Matisse believed a painter should not be influenced by the art that has gone before. He was always open to new ideas and techniques, constantly exploring new methods, and thinking about the theory of his art. His interests were wide-ranging, and included Japanese art; Moorish art; divisionism (where the positioning of colours affects adjoining colours), primitivism (influenced by African art), and Fauvism (Fauvists gained their ‘wild beasts’ nickname through their use of clashing colours, which often bore no relation to the actual colours of their subjects).
He sought the strongest colour effect possible, claiming that colour ‘contributes to the expression of light’, and that it is a ‘liberation’. He also thought colours must react on one another – otherwise, he warned, you have cacophony. He believed exactitude in art was not important. He stressed that when he painted grass it was not real grass, and said it was the emotion of the thing that mattered. “I simply try to use colours that express my feelings,” he explained.

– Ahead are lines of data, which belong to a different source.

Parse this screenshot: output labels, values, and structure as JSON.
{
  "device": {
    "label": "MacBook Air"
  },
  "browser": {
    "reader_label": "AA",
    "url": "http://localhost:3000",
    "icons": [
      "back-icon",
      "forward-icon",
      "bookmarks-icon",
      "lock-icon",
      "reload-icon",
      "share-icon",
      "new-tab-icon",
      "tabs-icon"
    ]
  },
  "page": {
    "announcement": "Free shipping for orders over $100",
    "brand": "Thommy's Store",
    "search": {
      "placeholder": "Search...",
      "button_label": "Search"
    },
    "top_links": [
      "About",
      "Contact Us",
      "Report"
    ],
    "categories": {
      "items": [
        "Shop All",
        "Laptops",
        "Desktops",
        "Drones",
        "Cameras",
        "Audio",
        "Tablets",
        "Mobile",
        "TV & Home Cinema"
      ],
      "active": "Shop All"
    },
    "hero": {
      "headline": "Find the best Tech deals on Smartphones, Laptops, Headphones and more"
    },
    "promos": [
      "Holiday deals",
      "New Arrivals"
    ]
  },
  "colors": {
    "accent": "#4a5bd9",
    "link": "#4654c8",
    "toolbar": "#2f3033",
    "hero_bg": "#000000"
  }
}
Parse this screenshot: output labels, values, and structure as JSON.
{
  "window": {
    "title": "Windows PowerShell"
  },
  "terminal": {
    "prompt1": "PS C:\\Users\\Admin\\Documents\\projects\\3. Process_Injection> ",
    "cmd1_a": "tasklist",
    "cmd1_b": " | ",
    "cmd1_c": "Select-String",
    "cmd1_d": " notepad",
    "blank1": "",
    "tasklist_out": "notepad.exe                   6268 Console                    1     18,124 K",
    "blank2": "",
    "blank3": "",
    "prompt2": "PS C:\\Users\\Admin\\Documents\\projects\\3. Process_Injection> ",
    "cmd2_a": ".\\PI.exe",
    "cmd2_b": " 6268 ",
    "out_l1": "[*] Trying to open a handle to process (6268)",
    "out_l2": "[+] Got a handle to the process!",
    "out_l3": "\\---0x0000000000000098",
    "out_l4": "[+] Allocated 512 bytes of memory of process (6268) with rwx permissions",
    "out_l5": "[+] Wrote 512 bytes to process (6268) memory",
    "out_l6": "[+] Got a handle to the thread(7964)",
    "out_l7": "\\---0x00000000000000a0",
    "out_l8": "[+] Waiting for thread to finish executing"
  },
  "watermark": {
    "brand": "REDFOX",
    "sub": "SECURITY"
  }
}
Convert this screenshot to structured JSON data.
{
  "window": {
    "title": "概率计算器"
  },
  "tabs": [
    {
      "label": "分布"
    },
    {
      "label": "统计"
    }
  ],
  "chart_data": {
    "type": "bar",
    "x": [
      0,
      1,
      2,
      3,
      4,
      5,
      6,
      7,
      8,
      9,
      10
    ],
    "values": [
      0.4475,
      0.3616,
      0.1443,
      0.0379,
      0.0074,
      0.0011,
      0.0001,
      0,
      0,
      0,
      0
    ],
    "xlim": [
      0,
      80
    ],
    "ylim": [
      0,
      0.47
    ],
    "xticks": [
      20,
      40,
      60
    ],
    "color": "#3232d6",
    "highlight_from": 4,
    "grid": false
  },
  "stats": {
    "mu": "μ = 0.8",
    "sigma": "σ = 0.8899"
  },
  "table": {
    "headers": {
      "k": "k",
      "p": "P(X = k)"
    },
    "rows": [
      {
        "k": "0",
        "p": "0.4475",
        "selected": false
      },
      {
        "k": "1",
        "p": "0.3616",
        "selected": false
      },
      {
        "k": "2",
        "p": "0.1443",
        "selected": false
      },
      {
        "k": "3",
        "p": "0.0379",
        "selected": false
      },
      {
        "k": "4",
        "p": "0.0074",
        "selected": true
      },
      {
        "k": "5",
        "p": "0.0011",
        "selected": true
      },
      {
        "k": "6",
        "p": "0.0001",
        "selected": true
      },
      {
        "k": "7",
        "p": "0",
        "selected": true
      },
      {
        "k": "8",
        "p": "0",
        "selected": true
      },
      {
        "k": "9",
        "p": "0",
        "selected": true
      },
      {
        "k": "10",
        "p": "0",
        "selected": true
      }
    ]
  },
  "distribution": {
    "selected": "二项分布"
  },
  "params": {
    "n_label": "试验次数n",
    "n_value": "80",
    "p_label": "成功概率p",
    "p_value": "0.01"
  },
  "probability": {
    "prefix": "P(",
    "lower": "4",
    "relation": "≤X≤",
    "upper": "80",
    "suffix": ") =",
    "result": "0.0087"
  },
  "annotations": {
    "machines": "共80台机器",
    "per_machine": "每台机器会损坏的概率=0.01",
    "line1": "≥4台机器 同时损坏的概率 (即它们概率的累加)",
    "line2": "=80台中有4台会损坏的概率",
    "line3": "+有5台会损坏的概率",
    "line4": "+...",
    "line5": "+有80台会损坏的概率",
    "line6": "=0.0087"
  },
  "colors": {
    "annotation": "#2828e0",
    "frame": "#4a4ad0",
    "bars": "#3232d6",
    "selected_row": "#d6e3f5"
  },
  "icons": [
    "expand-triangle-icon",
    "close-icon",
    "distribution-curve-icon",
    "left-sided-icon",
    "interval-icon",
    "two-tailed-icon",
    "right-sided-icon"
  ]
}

He also thought the whole composition of a painting was important, and used shape as a focal point – sometimes using positive space for this, and sometimes negative.
“The entire arrangement of my picture is expressive; the place occupied by the figures, the empty spaces around them, the proportions, everything has its share,” he said.
When I studied some of his paintings more closely I could see what he meant, and landscapes and figures are as carefully arranged as lemons and dishes.
In 1940 ill health confined him to a wheelchair, and he was no longer able to use a paintbrush, and that’s when he began creating pictures using shapes, figures and objects cut from paper which was painted by assistants.
His use of pure, vibrant colour, and the sinuous shapes he created in the last 15 years of his life seem to me to be the final evolution of his work, and a kind of distillation of all his ideas and beliefs about art.
I’ve said before, the more I find out about Matisse, and more I look at his work, the more interested I get, and the more I like him. He was very articulate, and obviously thought deeply about his art, and what it meant, and how it could be achieved. His passion for colour remained a constant, but he was always changing, trying new techniques, and finding ways of looking at things.
And I’m amazed at the quantity and variety of his work – not only paintings and cut-outs, but prints, sculpture, books, and stained glass and other items for the Chapel of the Rosary at Vence.
His private life sounds a little complicated. In 1894 he had a daughter by model Caroline Joblau, but when he married Amélie Noellie Parayre in 1898 he and his wife cared for the child, and had two sons of their own. The couple separated in 1939.
Page 3 Matisse Still Lifes
Activity 8.2: Paint a still life picture in the style of Matisse using a photograph to create the composition
Page 1 Initial Thoughts!
Page 2 Tracing and Photocopy.
Page 3 Photo and Colour Matching, with acrylic paints.
Page 4 Poor quality photocopy (out of ink again) of my Matisse-style painting (before I went back in and tried to improve it), with comments below, and a scanned pic of the painting as far as it went at this stage.
Page 5 Overview. This page is stuck is a taped-in one.
Page 6 The Painting! Not very good I’m afraid, but I’ve stuck with it, and it is painted directly on to the page in the sketchbook, which I think was very brave of me!
These were the various lay-outs I tried for my Still Life painting – I got a bit carried away! I really liked the turquoise paper with the butterflies with the fabric which I did eventually use, but I decided there wasn’t enough colour contrast.